Given data Start Marker

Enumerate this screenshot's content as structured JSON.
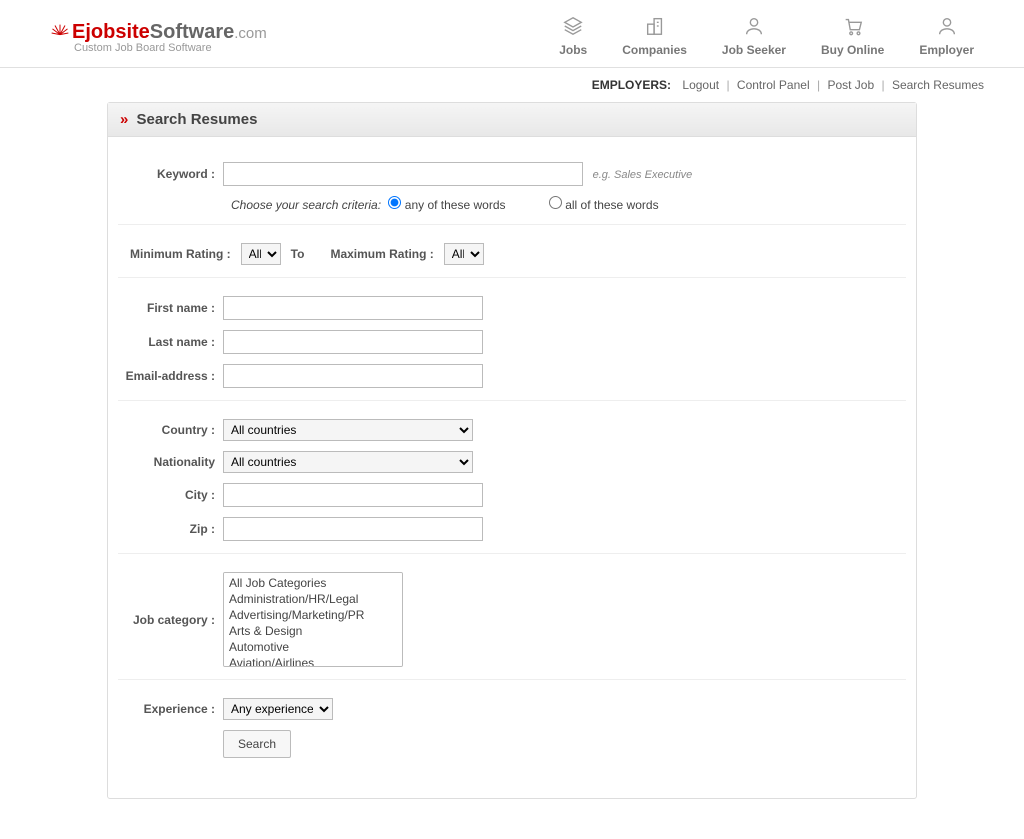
{
  "logo": {
    "e": "E",
    "jobsite": "jobsite",
    "software": "Software",
    "dotcom": ".com",
    "tagline": "Custom Job Board Software"
  },
  "topnav": {
    "jobs": "Jobs",
    "companies": "Companies",
    "jobseeker": "Job Seeker",
    "buyonline": "Buy Online",
    "employer": "Employer"
  },
  "subbar": {
    "label": "EMPLOYERS:",
    "logout": "Logout",
    "cp": "Control Panel",
    "postjob": "Post Job",
    "searchresumes": "Search Resumes"
  },
  "panel": {
    "title": "Search Resumes"
  },
  "labels": {
    "keyword": "Keyword :",
    "minrating": "Minimum Rating :",
    "to": "To",
    "maxrating": "Maximum Rating :",
    "firstname": "First name :",
    "lastname": "Last name :",
    "email": "Email-address :",
    "country": "Country :",
    "nationality": "Nationality",
    "city": "City :",
    "zip": "Zip :",
    "jobcat": "Job category :",
    "experience": "Experience :",
    "hint": "e.g. Sales Executive",
    "criteria_prompt": "Choose your search criteria:",
    "criteria_any": "any of these words",
    "criteria_all": "all of these words",
    "search": "Search"
  },
  "options": {
    "rating": "All..",
    "country": "All countries",
    "nationality": "All countries",
    "experience": "Any experience",
    "jobcats": [
      "All Job Categories",
      "Administration/HR/Legal",
      "Advertising/Marketing/PR",
      "Arts & Design",
      "Automotive",
      "Aviation/Airlines"
    ]
  }
}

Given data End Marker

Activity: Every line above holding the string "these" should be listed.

Expected answer:
    "criteria_any": "any of these words",
    "criteria_all": "all of these words",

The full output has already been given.